According to CinemaBlend, the two went on to star alongside Shirley MacLaine and Joan Collins in the 2001 TV movie These Old Broads — Taylor’s final acting credit — written by Reynolds’ daughter Carrie Fisher. Carrie included a storyline in which Taylor’s character stole Reynolds’ ex-husband, yet the two remained friends. Reynolds joked with People when she said Taylor “liked [Eddie Fisher] well enough to take him without an invitation!”

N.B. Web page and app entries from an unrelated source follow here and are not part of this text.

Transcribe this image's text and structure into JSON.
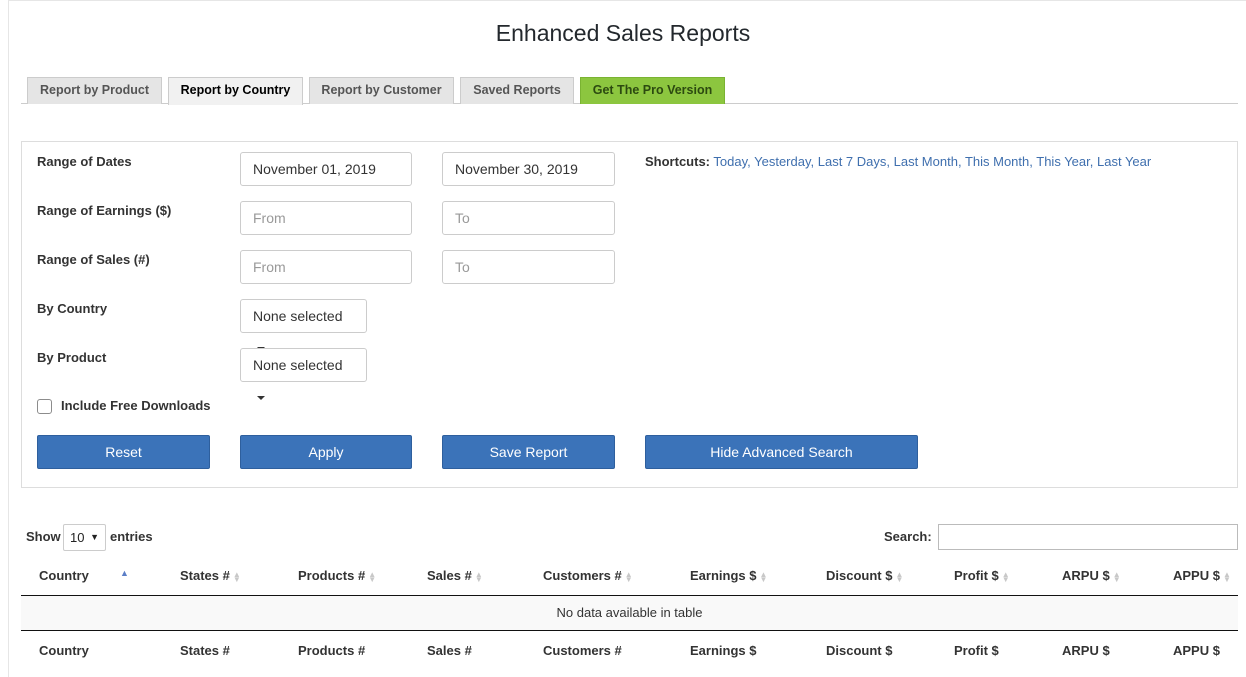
{
  "title": "Enhanced Sales Reports",
  "tabs": [
    {
      "label": "Report by Product"
    },
    {
      "label": "Report by Country"
    },
    {
      "label": "Report by Customer"
    },
    {
      "label": "Saved Reports"
    },
    {
      "label": "Get The Pro Version"
    }
  ],
  "filters": {
    "dates_label": "Range of Dates",
    "date_from": "November 01, 2019",
    "date_to": "November 30, 2019",
    "earnings_label": "Range of Earnings ($)",
    "earnings_from_ph": "From",
    "earnings_to_ph": "To",
    "sales_label": "Range of Sales (#)",
    "sales_from_ph": "From",
    "sales_to_ph": "To",
    "country_label": "By Country",
    "country_value": "None selected",
    "product_label": "By Product",
    "product_value": "None selected",
    "free_downloads_label": "Include Free Downloads",
    "free_downloads_checked": false
  },
  "shortcuts": {
    "label": "Shortcuts:",
    "links": [
      "Today",
      "Yesterday",
      "Last 7 Days",
      "Last Month",
      "This Month",
      "This Year",
      "Last Year"
    ]
  },
  "buttons": {
    "reset": "Reset",
    "apply": "Apply",
    "save": "Save Report",
    "hide_advanced": "Hide Advanced Search"
  },
  "table": {
    "show_label": "Show",
    "entries_value": "10",
    "entries_label": "entries",
    "search_label": "Search:",
    "columns": [
      "Country",
      "States #",
      "Products #",
      "Sales #",
      "Customers #",
      "Earnings $",
      "Discount $",
      "Profit $",
      "ARPU $",
      "APPU $"
    ],
    "empty_message": "No data available in table"
  }
}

Ultimately, they overcame that “lapse,” as Reynolds called it, and she welcomed Taylor back into her life. “You have to look at what life is all about, and is it worth it? And, is he worth it?” she added (via Vogue). “The friendship was perhaps worth more.” Behold, the power of forgiveness!